§ EXERCISE: Write out each entry below exactly; the images do not belong in your copy.

### SUPPLIED INFORMATION ###

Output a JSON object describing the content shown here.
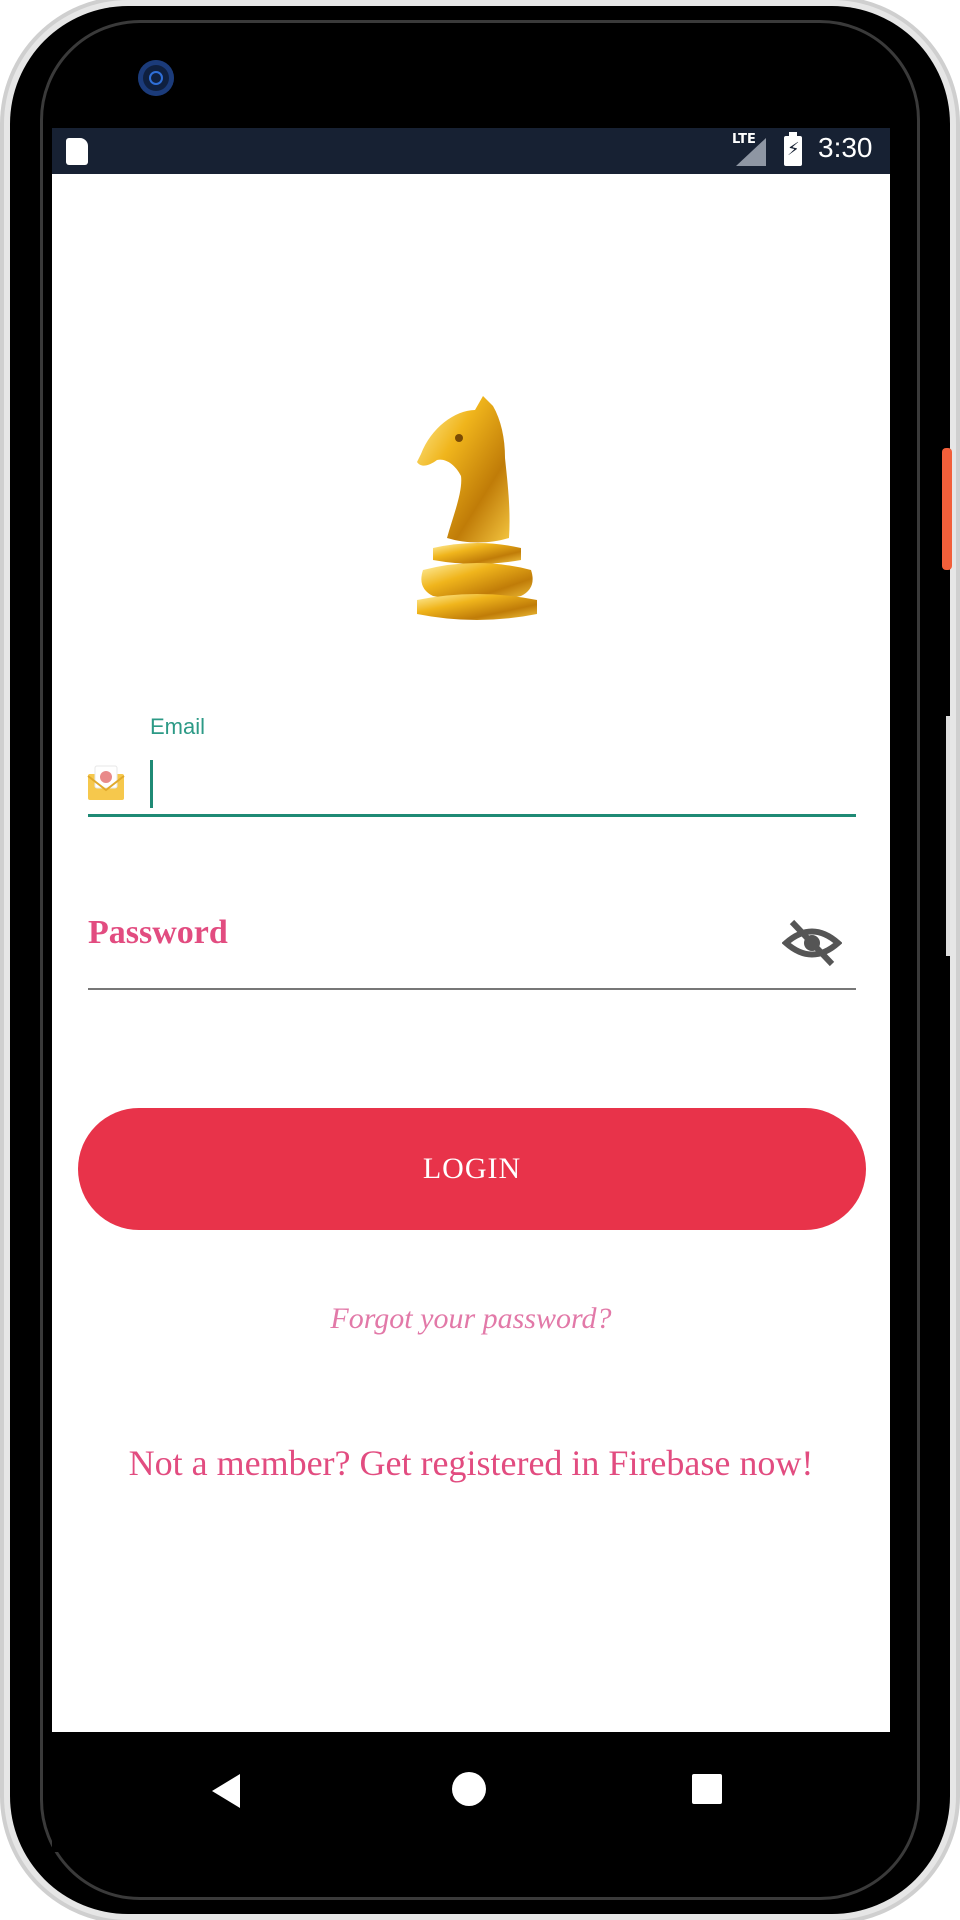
{
  "status_bar": {
    "time": "3:30",
    "network": "LTE",
    "icons": [
      "sd-card-icon",
      "signal-icon",
      "battery-charging-icon"
    ]
  },
  "login_form": {
    "email_label": "Email",
    "email_value": "",
    "password_label": "Password",
    "password_value": "",
    "login_button": "LOGIN",
    "forgot_link": "Forgot your password?",
    "register_link": "Not a member? Get registered in Firebase now!"
  },
  "colors": {
    "accent_teal": "#1f8a75",
    "pink_text": "#e24c80",
    "login_button": "#e8334a",
    "status_bar": "#172133"
  },
  "navigation": {
    "buttons": [
      "back",
      "home",
      "recents"
    ]
  }
}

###

§ PROBLEM SOLUTION:
Output a JSON object describing the content shown here.
{
  "status_bar": {
    "time": "3:30",
    "network": "LTE",
    "icons": [
      "sd-card-icon",
      "signal-icon",
      "battery-charging-icon"
    ]
  },
  "login_form": {
    "email_label": "Email",
    "email_value": "",
    "password_label": "Password",
    "password_value": "",
    "login_button": "LOGIN",
    "forgot_link": "Forgot your password?",
    "register_link": "Not a member? Get registered in Firebase now!"
  },
  "colors": {
    "accent_teal": "#1f8a75",
    "pink_text": "#e24c80",
    "login_button": "#e8334a",
    "status_bar": "#172133"
  },
  "navigation": {
    "buttons": [
      "back",
      "home",
      "recents"
    ]
  }
}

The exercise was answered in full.